**Task to carry out:** Copy out, from the data, each line containing the string "save".
[Start of section]
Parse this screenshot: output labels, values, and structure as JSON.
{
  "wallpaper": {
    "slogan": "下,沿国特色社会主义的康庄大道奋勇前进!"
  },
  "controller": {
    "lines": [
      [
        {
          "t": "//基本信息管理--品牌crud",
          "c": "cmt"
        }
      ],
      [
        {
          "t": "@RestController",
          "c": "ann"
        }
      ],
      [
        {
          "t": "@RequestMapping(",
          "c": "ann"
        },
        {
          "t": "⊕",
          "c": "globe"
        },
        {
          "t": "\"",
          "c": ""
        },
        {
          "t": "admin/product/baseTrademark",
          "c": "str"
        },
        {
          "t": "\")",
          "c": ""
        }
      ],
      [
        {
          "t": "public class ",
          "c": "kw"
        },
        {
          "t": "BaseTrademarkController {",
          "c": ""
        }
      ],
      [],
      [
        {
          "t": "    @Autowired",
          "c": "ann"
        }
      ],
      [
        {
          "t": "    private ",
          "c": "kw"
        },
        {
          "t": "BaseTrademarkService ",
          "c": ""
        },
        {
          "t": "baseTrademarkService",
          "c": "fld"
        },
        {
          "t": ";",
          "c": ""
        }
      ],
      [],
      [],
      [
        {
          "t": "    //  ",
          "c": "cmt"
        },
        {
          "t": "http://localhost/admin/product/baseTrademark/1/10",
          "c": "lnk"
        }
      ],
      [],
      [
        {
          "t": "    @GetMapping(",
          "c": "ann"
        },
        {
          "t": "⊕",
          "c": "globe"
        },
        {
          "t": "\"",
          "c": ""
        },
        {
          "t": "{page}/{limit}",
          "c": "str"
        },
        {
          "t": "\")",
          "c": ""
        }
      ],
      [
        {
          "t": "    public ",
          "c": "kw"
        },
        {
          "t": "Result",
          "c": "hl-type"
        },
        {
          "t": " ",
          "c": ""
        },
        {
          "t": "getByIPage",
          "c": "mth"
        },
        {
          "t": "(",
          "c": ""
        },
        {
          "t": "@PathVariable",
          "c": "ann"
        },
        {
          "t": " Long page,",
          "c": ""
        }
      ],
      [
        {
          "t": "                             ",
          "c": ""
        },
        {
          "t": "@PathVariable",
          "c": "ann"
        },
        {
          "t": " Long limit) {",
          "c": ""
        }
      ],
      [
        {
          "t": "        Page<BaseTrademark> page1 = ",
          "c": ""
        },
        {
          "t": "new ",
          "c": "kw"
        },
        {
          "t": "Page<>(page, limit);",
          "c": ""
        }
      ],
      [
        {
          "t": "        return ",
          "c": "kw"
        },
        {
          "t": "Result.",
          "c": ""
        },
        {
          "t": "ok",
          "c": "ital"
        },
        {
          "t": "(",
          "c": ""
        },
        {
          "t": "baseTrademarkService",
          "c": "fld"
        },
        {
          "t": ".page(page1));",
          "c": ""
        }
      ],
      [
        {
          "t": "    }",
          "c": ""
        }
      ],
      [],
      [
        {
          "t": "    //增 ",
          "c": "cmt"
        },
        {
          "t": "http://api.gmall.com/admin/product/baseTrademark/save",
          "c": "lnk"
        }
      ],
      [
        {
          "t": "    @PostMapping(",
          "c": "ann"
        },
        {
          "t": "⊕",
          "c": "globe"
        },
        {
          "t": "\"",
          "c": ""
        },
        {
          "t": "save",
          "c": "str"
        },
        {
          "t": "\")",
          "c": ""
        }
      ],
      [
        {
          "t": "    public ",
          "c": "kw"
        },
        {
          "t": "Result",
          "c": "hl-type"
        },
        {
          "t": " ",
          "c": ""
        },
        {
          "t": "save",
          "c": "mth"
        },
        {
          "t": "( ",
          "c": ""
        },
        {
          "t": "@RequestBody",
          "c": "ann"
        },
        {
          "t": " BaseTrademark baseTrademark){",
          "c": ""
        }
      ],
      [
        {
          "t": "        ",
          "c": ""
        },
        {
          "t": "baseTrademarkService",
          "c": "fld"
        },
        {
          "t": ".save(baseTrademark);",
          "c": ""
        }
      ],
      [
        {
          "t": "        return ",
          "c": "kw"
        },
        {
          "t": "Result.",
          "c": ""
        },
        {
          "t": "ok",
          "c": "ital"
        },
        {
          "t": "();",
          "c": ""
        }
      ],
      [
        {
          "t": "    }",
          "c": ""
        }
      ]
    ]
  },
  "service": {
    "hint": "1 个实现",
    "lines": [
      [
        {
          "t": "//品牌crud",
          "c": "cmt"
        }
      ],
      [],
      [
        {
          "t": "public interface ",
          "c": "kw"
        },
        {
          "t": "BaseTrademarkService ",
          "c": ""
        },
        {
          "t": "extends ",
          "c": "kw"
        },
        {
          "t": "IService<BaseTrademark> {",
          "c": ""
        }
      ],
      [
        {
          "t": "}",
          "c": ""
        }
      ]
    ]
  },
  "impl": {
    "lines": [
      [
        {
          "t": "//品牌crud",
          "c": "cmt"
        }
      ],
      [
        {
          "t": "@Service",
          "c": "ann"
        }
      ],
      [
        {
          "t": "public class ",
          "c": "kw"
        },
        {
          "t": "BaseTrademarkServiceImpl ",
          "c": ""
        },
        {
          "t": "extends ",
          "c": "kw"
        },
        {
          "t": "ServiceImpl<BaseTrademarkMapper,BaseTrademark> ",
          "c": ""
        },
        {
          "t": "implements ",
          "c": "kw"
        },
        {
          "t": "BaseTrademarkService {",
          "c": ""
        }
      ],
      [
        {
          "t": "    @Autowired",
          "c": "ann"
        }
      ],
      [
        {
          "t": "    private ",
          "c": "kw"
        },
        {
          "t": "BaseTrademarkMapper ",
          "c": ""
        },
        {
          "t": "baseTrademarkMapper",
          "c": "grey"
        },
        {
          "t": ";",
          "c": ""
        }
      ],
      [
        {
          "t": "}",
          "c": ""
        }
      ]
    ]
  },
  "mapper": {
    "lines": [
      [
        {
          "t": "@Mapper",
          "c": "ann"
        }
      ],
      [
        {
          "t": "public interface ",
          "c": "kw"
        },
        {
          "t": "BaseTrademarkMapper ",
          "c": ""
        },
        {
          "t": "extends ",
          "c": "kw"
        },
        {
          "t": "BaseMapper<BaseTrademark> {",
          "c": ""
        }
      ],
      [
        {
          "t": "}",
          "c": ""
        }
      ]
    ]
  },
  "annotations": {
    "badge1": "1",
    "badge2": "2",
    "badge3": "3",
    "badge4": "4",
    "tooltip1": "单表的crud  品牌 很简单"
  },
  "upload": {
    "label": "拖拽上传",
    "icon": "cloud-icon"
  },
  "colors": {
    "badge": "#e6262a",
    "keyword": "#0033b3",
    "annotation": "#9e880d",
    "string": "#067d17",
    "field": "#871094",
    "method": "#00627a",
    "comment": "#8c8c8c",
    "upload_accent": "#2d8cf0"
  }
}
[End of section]
**Response to this task:**
          "t": "http://api.gmall.com/admin/product/baseTrademark/save",
          "t": "save",
          "t": "save",
          "t": ".save(baseTrademark);",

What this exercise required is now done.